Early on the morning of Tuesday, October 1st 1957 at about 2.30am a fire engulfed the interior of the Watchtower at La Perouse. At the time Mrs. Mary Agnes Donnelly was alone in the building. She was the wife of Henry Harold Donnelly, the then caretaker of the building (Sydney Morning Herald Oct. 4 1957) who was at work at the Captain Cook Landing Trust, Kurnell. Tragically, Mrs. Donnelly perished in the fire, her charred body being found under a brick staircase in the kitchen of the building.
Mr. Donnelly indicated that he had been living at the premises for eight months but had a job at Kurnell where he spent the working week and returned to the Watchtower at weekends. Hence he was away at the time.
The fire was believed to have been initiated by an exploding kerosene lamp in the kitchen area while Mrs. Donnelly was in the stairs bedroom. Her apparent attempts to escape were thwarted when she became trapped on the staircase leading from the kitchen area. (Daily Mirror, October 1 1957). The coronial inquest into the cause of the fire and Mrs. Donnelly's death was held on Friday, November 22, 1957. The cause of death was stated as "effects of burns accidentally received at the place on that day when those premises caught fire, she at the time being much affected by alcohol". It was further stated that "the premises were damaged and portion thereof destroyed, and the contents of same were destroyed by a fire which occurred accidentally on those premises". Sergeant Albert Raymond Hitchings of the Malabar Police Station arrived on the scene of the fire at about 3.30am on October 1st.

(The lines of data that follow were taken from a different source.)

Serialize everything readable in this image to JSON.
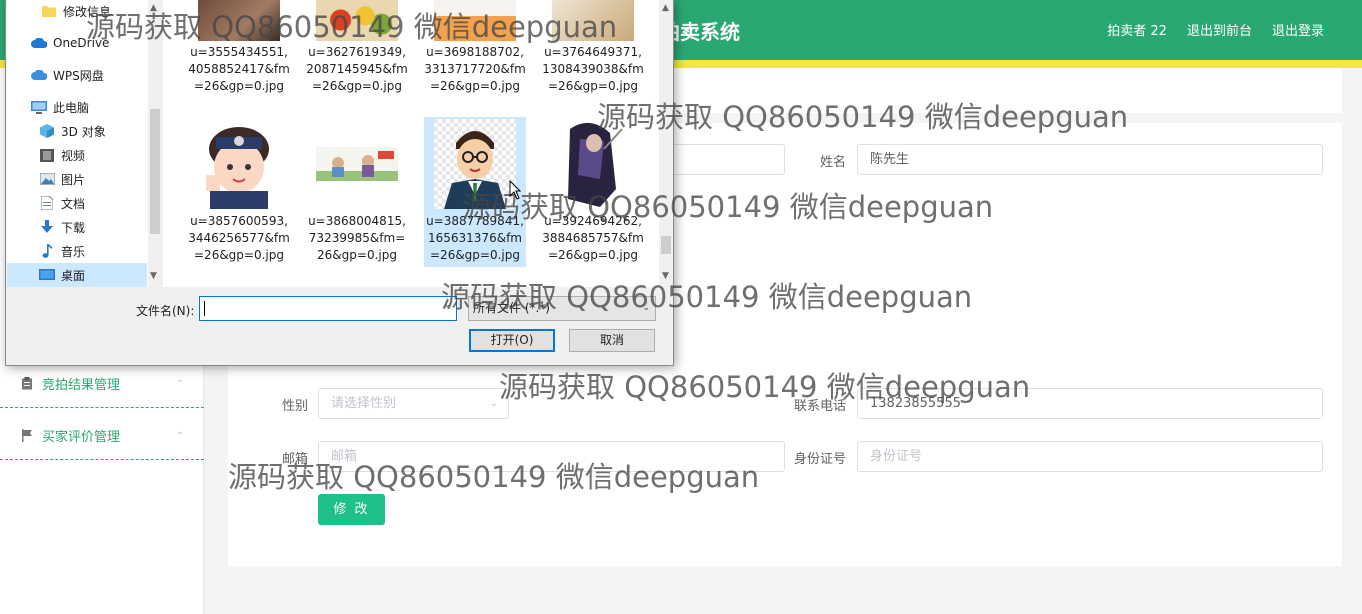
{
  "topbar": {
    "title": "拍卖系统",
    "nav": [
      "拍卖者 22",
      "退出到前台",
      "退出登录"
    ]
  },
  "sidebar": {
    "items": [
      {
        "label": "竞拍结果管理",
        "icon": "clipboard-icon"
      },
      {
        "label": "买家评价管理",
        "icon": "flag-icon"
      }
    ]
  },
  "form": {
    "name_label": "姓名",
    "name_value": "陈先生",
    "gender_label": "性别",
    "gender_placeholder": "请选择性别",
    "phone_label": "联系电话",
    "phone_value": "13823855555",
    "email_label": "邮箱",
    "email_placeholder": "邮箱",
    "idcard_label": "身份证号",
    "idcard_placeholder": "身份证号",
    "submit_label": "修 改"
  },
  "dialog": {
    "nav_items": [
      {
        "label": "修改信息",
        "icon": "folder-icon"
      },
      {
        "label": "OneDrive",
        "icon": "cloud-icon"
      },
      {
        "label": "WPS网盘",
        "icon": "cloud-icon"
      },
      {
        "label": "此电脑",
        "icon": "computer-icon"
      },
      {
        "label": "3D 对象",
        "icon": "cube-icon"
      },
      {
        "label": "视频",
        "icon": "video-icon"
      },
      {
        "label": "图片",
        "icon": "picture-icon"
      },
      {
        "label": "文档",
        "icon": "document-icon"
      },
      {
        "label": "下载",
        "icon": "download-icon"
      },
      {
        "label": "音乐",
        "icon": "music-icon"
      },
      {
        "label": "桌面",
        "icon": "desktop-icon"
      }
    ],
    "files_row1": [
      "u=3555434551,4058852417&fm=26&gp=0.jpg",
      "u=3627619349,2087145945&fm=26&gp=0.jpg",
      "u=3698188702,3313717720&fm=26&gp=0.jpg",
      "u=3764649371,1308439038&fm=26&gp=0.jpg"
    ],
    "files_row2": [
      "u=3857600593,3446256577&fm=26&gp=0.jpg",
      "u=3868004815,73239985&fm=26&gp=0.jpg",
      "u=3887789841,165631376&fm=26&gp=0.jpg",
      "u=3924694262,3884685757&fm=26&gp=0.jpg"
    ],
    "filename_label": "文件名(N):",
    "filename_value": "",
    "filetype": "所有文件 (*.*)",
    "open_label": "打开(O)",
    "cancel_label": "取消"
  },
  "watermark": "源码获取 QQ86050149 微信deepguan"
}
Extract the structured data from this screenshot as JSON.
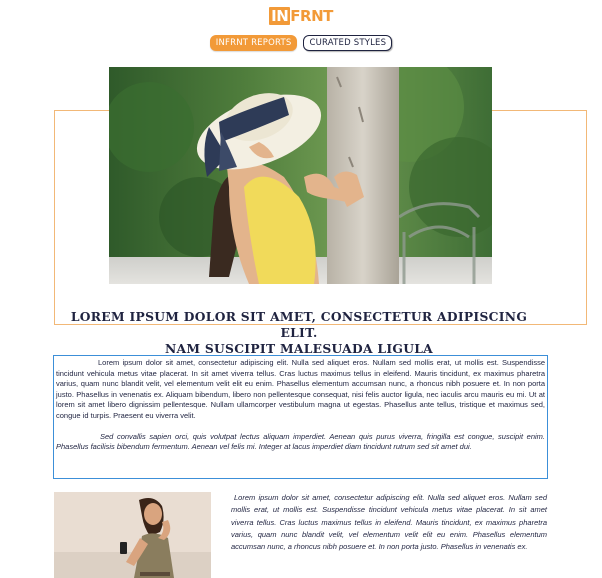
{
  "logo": {
    "prefix": "IN",
    "rest": "FRNT"
  },
  "tabs": [
    {
      "label": "INFRNT REPORTS",
      "active": true
    },
    {
      "label": "CURATED STYLES",
      "active": false
    }
  ],
  "colors": {
    "accent": "#f29a38",
    "navy": "#1f2340",
    "frame_orange": "#f2b877",
    "frame_blue": "#3c8fd8"
  },
  "hero": {
    "alt": "woman in sun hat"
  },
  "headline": {
    "line1": "LOREM IPSUM DOLOR SIT AMET, CONSECTETUR ADIPISCING ELIT.",
    "line2": "NAM SUSCIPIT MALESUADA LIGULA"
  },
  "article": {
    "para1": "Lorem ipsum dolor sit amet, consectetur adipiscing elit. Nulla sed aliquet eros. Nullam sed mollis erat, ut mollis est. Suspendisse tincidunt vehicula metus vitae placerat. In sit amet viverra tellus. Cras luctus maximus tellus in eleifend. Mauris tincidunt, ex maximus pharetra varius, quam nunc blandit velit, vel elementum velit elit eu enim. Phasellus elementum accumsan nunc, a rhoncus nibh posuere et. In non porta justo. Phasellus in venenatis ex. Aliquam bibendum, libero non pellentesque consequat, nisi felis auctor ligula, nec iaculis arcu mauris eu mi. Ut at lorem sit amet libero dignissim pellentesque. Nullam ullamcorper vestibulum magna ut egestas. Phasellus ante tellus, tristique et maximus sed, congue id turpis. Praesent eu viverra velit.",
    "para2": "Sed convallis sapien orci, quis volutpat lectus aliquam imperdiet. Aenean quis purus viverra, fringilla est congue, suscipit enim. Phasellus facilisis bibendum fermentum. Aenean vel felis mi. Integer at lacus imperdiet diam tincidunt rutrum sed sit amet dui."
  },
  "side": {
    "text": "Lorem ipsum dolor sit amet, consectetur adipiscing elit. Nulla sed aliquet eros. Nullam sed mollis erat, ut mollis est. Suspendisse tincidunt vehicula metus vitae placerat. In sit amet viverra tellus.  Cras luctus maximus tellus in eleifend. Mauris tincidunt, ex maximus pharetra varius, quam nunc blandit velit, vel elementum velit elit eu enim. Phasellus elementum accumsan nunc, a rhoncus nibh posuere et. In non porta justo. Phasellus in venenatis ex."
  }
}
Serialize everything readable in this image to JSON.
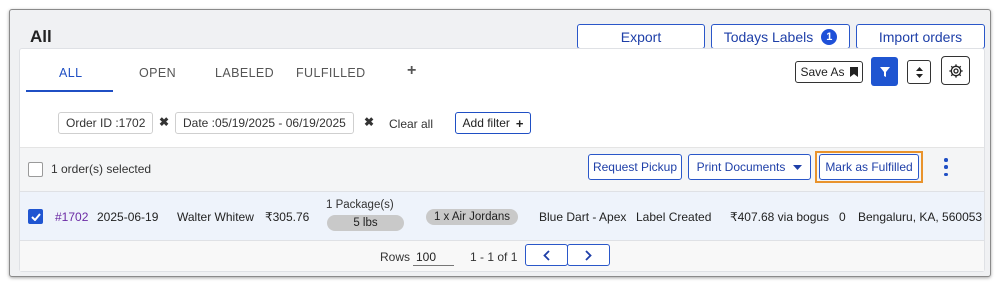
{
  "page": {
    "title": "All"
  },
  "header_actions": {
    "export_label": "Export",
    "todays_labels_label": "Todays Labels",
    "todays_labels_count": "1",
    "import_label": "Import orders"
  },
  "tabs": [
    {
      "label": "ALL",
      "active": true
    },
    {
      "label": "OPEN",
      "active": false
    },
    {
      "label": "LABELED",
      "active": false
    },
    {
      "label": "FULFILLED",
      "active": false
    }
  ],
  "toolbar": {
    "save_as_label": "Save As"
  },
  "filters": {
    "chips": [
      {
        "label": "Order ID :1702"
      },
      {
        "label": "Date :05/19/2025 - 06/19/2025"
      }
    ],
    "clear_all_label": "Clear all",
    "add_filter_label": "Add filter"
  },
  "bulk": {
    "selected_text": "1 order(s) selected",
    "request_pickup_label": "Request Pickup",
    "print_documents_label": "Print Documents",
    "mark_fulfilled_label": "Mark as Fulfilled"
  },
  "orders": [
    {
      "checked": true,
      "order_id": "#1702",
      "date": "2025-06-19",
      "customer": "Walter Whitew",
      "amount": "₹305.76",
      "packages": "1 Package(s)",
      "weight": "5 lbs",
      "items": "1 x Air Jordans",
      "carrier": "Blue Dart - Apex",
      "status": "Label Created",
      "shipping": "₹407.68 via bogus",
      "count": "0",
      "location": "Bengaluru, KA, 560053"
    }
  ],
  "pagination": {
    "rows_label": "Rows",
    "rows_value": "100",
    "range_text": "1 - 1 of 1"
  },
  "colors": {
    "accent": "#1f55d1",
    "highlight_outline": "#e9932c",
    "order_link": "#6b2aa4"
  }
}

A fireman was already in attendance and also present was Mr. White, a fire officer from the Maroubra station who believed that Mrs. Donnelly was dead and drew the Sergeant's attention to her body which he (Mr White) had removed from the burning building. Sergeant Hitchings then had the body transferred to St. Vincentís Hospital where Mrs. Donnelly was pronounced dead and identified by her husband. It was noted that there was no electricity connected to the building but the cause of the fire was not known.
In his statement to the enquiry Mr. White, the fire officer who was on the scene with firemen soon after 2 am and found the building alight, stated that through a window he saw Mrs. Donnelly lying on the floor near a wooden stairway and believed she was dead. Her body was then removed. Mr White was unable to state the cause of the fire. The building was alight from one end to the other and the outbuildings were burnt out.
Mr. Donnelly, in his statement, indicated that the electricity had been disconnected and that the couple had two candles, lamps, a primus and a fuel stove, the stoves being primarily used by Mrs. Donnelly. He stated that his wife drank rather heavily at times. Sergeant Hitchings, in his statement to the inquiry indicated that Mrs Donnelly was known to him and he was aware that she was "addicted to drink". It was noted that the building was very old with boards inside and a timber roof.
In the doctor's report (Dr. John Laing) Mrs Donnelly's death was ascribed to "bums". Mrs. Donnelly's blood was analysed by Mr. Thomas McDonald, a senior analyst in the Government Analyst's laboratories and was found to contain 0.3% alcohol and a significant level of carbon monoxide.
In his report, the Coroner found that Mrs. Donnelly had died from the effects of bums accidentally received on the day of the fire, she at the time being much affected by alcohol.
It must have been a rather lonely existence for her at La Perouse, particularly in the evenings during the week, and it seems that she may have taken some solace in alcohol, as is indicated by the evidence in at the .coronial enquiry. The living conditions within the Watchtower before the fire of 1st October were exacerbated by the termination of the electricity connection (the reason for this is not clear, but it would seem likely that it was based on financial considerations). This necessitated the use of candles and lamps for illumination and a primus and fuel stove for cooking. These would not only have made living conditions somewhat difficult but would also have introduced new fire hazards.
The one positive outcome of the fire was that it probably provided the catalyst for the restoration of the tower and the preservation of its structural integrity without the unsympathetic accoutrements that been added over the years.
Mary Donnelly was buried in Plot 600, Section 29B of the Catholic part of Botany Cemetery. Her grave does not have a headstone.